Among other initiatives, the SPP offers:
-- Transformation. The Maine National Guard will advise the Montegrin military as it transitions from a conscripted to an all-volunteer force, reduces its numbers and updates 30-year-old equipment.
-- Officer development. Members of the Montenegrin military may attend officer candidate school in Maine.
-- Noncommissioned officer development. Maine’s NCOs may get opportunities to teach in Montenegro, which is looking to develop an NCO academy.
-- Language. The SPP will help Montenegrin officers and enlisted soldiers develop English language skills.
-- Emergency management. Montenegro may work with the Maine National Guard and emergency managers to enhance emergency response for civil emergencies and search-and-rescue operations. Montenegro is vulnerable to floods and earthquakes. Maine will model the National Guard’s relationship with civilian law enforcement agencies for Montenegro, which is developing similar relationships from scratch.
-- Coastal defense. Maine may assist Montenegro in enhancing its coastal defenses.
-- Civilian-to-civilian partnerships.
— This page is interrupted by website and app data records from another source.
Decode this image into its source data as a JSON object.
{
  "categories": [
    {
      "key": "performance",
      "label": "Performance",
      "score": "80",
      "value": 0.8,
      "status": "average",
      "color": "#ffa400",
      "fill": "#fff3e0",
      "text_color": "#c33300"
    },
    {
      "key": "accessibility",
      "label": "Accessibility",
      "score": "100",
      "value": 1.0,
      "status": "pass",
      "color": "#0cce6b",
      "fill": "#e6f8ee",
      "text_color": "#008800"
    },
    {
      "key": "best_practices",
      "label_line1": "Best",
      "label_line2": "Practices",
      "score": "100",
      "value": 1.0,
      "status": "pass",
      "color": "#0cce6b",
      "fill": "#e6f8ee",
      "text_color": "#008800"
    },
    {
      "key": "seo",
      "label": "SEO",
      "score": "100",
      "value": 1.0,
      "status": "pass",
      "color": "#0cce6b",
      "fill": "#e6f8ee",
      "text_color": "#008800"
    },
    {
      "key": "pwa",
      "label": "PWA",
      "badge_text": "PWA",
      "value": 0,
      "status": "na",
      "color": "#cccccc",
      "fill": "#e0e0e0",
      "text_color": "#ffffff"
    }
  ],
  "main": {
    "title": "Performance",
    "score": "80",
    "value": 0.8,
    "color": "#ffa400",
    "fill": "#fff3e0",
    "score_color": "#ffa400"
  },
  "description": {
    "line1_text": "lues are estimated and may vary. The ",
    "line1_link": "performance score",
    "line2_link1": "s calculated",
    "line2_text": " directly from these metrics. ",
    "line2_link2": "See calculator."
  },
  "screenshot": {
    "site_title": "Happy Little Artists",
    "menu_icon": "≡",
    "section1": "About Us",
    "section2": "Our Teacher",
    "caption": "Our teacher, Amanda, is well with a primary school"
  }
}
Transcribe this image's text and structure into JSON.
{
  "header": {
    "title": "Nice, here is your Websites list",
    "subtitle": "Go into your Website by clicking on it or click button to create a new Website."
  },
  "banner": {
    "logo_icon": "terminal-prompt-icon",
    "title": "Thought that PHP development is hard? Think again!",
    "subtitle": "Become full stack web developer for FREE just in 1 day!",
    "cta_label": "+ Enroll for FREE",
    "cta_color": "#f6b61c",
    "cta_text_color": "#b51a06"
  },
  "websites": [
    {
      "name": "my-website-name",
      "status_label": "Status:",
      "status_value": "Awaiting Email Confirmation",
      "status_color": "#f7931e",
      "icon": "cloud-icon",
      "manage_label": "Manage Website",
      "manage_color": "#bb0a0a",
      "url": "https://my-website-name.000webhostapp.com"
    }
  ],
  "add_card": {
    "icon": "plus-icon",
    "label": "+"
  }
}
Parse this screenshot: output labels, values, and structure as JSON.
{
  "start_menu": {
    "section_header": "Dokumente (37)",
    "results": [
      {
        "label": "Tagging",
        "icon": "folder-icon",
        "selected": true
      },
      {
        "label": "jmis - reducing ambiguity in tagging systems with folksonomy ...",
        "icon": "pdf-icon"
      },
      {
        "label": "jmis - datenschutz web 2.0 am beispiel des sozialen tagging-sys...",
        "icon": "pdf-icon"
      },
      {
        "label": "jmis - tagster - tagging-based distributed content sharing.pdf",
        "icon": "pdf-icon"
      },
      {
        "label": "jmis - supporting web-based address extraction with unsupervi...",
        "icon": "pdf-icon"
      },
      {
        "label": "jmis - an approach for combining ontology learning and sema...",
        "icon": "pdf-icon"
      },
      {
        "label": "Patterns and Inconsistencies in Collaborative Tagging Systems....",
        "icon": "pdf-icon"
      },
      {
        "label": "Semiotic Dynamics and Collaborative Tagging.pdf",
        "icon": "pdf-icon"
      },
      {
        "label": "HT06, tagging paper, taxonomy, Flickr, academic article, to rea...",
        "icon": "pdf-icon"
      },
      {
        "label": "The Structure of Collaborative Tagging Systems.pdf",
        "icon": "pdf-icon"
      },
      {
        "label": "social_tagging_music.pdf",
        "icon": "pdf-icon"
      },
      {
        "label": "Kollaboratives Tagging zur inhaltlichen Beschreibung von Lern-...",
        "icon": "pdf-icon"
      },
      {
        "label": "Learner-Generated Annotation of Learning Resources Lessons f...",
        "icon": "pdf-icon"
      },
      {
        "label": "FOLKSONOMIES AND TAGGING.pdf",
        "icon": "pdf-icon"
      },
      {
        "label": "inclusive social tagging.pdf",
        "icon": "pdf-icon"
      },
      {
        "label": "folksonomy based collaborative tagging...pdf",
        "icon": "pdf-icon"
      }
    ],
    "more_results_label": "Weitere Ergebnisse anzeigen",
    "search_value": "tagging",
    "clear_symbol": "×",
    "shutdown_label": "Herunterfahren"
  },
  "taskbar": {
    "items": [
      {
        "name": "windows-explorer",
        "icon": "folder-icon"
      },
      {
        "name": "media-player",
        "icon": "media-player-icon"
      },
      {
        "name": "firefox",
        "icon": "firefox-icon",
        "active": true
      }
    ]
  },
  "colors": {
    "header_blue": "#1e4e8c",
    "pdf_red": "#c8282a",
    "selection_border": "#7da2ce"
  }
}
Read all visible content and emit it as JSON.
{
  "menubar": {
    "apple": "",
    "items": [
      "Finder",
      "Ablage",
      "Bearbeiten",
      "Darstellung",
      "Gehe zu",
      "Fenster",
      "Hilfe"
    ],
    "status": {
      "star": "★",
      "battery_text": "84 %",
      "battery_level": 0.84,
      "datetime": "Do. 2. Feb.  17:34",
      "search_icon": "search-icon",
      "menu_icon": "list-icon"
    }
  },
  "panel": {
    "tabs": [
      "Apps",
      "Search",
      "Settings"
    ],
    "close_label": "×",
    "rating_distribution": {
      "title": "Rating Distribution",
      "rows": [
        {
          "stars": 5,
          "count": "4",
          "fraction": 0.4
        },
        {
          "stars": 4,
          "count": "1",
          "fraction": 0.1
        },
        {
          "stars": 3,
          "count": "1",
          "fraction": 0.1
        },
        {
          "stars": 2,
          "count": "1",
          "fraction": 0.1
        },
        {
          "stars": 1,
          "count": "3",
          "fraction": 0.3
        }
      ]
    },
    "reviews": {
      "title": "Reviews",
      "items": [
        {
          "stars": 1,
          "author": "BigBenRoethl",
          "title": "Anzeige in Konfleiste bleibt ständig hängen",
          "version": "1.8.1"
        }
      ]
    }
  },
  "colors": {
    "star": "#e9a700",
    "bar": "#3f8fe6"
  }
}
Student exchanges are among possible civilian programs.
“Our force structure in Maine parallels almost identically the force structure here in Montenegro, and will make the military-to-military piece very easy for us,” Libby said.
“We’re very similar states in many respects, and both of us have significant coastlines, significant industries and a wide spectrum of possible cooperation and partnership,” Libby told Montenegro’s Vijesti newspaper.
In one of numerous stories, the newspaper outlined the National Guard’s history, calling it a critical part of America’s Armed Forces, and compared the National Guard to the national civil defense system once used by Yugoslavia.
Affiliating with the SPP is one of a series of steps the fledgling government has taken to strengthen the partnership between Montenegro and both the United States and the European Union after 16 years of isolation. Other steps include joining the Partnership for Peace, a program designed to help NATO aspirants ramp up for full membership. Montenegro also became the 192nd member of the United Nations on June 28 and is seen as a promising candidate for European Union membership.
“My presence here today is … a clear manifestation of U.S. support for Montenegrin efforts towards integration with the Euro-Atlantic community,” Blum said.
Potential benefits from the State Partnership Program go beyond specific programs to improved cultural understanding. “We understand clearly in the National Guard that we’re subordinate to civilian authorities and that we support civilian authorities,” Libby said. “That’s a notion that will serve these people and this nation particularly well.”
During the visit to formalize Montenegro’s SPP membership, Blum and Libby met with senior civilian and military Montenegrin officials. They observed special operations forces and special anti-terrorists unit demonstrations. They also toured many cultural sites.
“I was particularly impressed by the warmth of the people (and) by the enthusiasm that these people show for their newfound freedom,” he said.
He added that the National Guard represents America. “Ours is a nation of compassion, a nation that sets about to set other men and women free. We see an opportunity in this country to provide them a road ahead in terms of their economy, in terms of their military and civilian relationships,” he said. “The men and women of the Maine National Guard look forward to this opportunity.”
(Army Sgt. Jim Greenhill is assigned to the National Guard Bureau. The Association of the United States Army contributed to this report.)